Kris Rydland paused, as she always does before receiving her medal. Her hands in a thanks position.
The Chaska head coach kept telling people before the season this was the team she's been waiting for.
That pause was a reflection on the moment, a third-place finish in Class AAA at the Target Center in downtown Minneapolis, the first state medal since 2016 for Chaska.
It was a reflection on the season. A conference championship. A 13th straight qualification into the state meet in high kick.
In the end, it wasn't the song. It wasn't the beautiful choreography. It wasn't the costumes. It wasn't the placing at state. It was the girls that Rydland was waiting for.
It was seniors, three that were multi-year captains in Kianne Bouavichith, Carmen Fix and Courtney Rydeen, that took ownership in the team. Held leadership conferences with their teammates every week.
It was 19 returning kick members, a team that came together as one with new members this season.
"These were the girls we needed to have for this strong of a finish. It's hard to keep up with the teams with 3,000-student enrollment. When you have girls like this, you can do it. Their dedication, their drive, they're all around good humans more than anything else," Rydland said.
For Fix, who finished out her five-year run on the dance team with the same white ribbon and third-place medal that she did in 2016 as an eighth grader, this was a season she and her teammates built up to.
Every year's state experience took them to a higher place.
"Everything about this year has been different than any other year. Something about this team that has been unique. Something I've never experienced before," Fix said. "Walking on the floor tonight, we just felt completely confident. There was nothing more we could have done heading into our state performance."
It didn't matter our placing, we had a performance of a lifetime and that is what made tonight so special," she added.
Third behind Eastview and Wayzata following the afternoon preliminaries Feb. 15, a half-point in the judges' average away from the defending champion Trojanettes, Chaska saw its finals scores jump two points, an average of 91.37.
Wayzata posting an average of 91.62.
When it came to ranking score, Chaska and Wayzata both had 12. Four judges had Chaska higher, four had Wayzata higher. A tie.
The tie-breaker going to Wayzata as Chaska tied Brainerd on one judge sheet.
Second, third, it all seemed the same to the Chaska team based on their reactions. Pure joy. The expressions on their faces said it all.
"Last year they were amazing leaders but they became stronger this year," Rydland said of the captains. "There was never a point where we had to regroup or come up with a new plan. We just kept going up, up, up. The trust they have in one another and the unity we have as a team.
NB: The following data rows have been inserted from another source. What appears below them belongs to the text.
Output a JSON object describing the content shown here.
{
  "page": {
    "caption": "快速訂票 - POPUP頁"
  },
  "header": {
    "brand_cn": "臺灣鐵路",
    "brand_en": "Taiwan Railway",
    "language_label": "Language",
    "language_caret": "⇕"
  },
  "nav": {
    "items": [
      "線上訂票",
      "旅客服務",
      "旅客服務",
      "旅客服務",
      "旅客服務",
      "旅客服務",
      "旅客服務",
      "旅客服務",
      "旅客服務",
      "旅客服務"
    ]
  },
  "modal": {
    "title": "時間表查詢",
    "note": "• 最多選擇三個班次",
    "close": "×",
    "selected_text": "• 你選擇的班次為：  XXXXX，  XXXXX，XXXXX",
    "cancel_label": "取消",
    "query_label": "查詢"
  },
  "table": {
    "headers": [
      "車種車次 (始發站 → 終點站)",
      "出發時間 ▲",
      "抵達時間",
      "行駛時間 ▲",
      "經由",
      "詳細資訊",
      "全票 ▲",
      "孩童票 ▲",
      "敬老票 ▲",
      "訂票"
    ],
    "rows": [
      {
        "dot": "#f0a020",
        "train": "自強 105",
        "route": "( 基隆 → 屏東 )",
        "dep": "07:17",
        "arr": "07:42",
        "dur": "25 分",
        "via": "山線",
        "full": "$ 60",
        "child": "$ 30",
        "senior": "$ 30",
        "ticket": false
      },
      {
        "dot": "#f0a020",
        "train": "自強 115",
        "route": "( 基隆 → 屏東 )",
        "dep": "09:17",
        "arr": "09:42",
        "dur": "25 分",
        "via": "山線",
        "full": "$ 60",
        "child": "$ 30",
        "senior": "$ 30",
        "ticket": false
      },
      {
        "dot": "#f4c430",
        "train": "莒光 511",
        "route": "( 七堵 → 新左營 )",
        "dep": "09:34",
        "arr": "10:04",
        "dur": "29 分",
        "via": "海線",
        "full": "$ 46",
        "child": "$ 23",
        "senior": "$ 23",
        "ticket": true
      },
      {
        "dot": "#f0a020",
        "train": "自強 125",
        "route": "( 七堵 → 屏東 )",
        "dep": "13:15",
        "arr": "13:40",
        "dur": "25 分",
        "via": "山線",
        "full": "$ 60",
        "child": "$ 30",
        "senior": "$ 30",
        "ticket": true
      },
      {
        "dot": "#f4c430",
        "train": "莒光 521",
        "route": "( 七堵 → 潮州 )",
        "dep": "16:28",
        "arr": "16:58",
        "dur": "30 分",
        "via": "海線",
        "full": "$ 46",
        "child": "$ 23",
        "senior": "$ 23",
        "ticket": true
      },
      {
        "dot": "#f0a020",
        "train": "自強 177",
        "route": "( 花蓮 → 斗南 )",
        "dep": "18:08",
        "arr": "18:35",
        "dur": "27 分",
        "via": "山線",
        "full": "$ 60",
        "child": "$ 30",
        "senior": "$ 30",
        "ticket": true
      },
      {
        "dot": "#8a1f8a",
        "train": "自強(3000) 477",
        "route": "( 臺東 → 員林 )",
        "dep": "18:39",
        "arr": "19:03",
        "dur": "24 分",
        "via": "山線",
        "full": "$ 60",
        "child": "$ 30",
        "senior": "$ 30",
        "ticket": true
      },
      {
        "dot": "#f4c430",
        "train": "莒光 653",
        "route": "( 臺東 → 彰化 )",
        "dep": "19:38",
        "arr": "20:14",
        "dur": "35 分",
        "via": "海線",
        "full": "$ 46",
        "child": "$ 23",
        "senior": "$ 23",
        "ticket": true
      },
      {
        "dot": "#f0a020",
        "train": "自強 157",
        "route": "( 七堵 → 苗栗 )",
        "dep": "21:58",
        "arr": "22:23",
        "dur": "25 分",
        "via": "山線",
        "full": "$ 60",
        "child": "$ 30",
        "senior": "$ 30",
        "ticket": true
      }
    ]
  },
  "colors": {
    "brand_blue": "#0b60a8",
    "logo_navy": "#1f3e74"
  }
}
It's truly we do this together, we get better together."
Eastview, shutout from a state title in 2019, swept the jazz and kick competitions, scores in the mid-90s in the finals in kick.
Brainerd, Lakeville North and Prior Lake rounded out the top six kick teams.
For Fix, growing up watching her sister, Greta, win state titles with Chaska. Growing up watching the 2014 and 2015 teams, their leadership, leaving that part of the legacy was much more important to her than medals, or honors.
Leadership, strength, power, across all grades on the team, is what allows Chaska year in and year out to compete with the big schools in Class 3A.
"We just have a lot of trust and love in the teams that are coming ahead. We feel like we've learned from such great leaders before us and we were able to take the team we were given and take them to new places. We feel so comfortable and confident in leaving them next year. We have a really experienced junior class, very experienced junior leaders, that will do amazing things.
"We hope the example we've set these past few years will carry them on to great things," Fix added.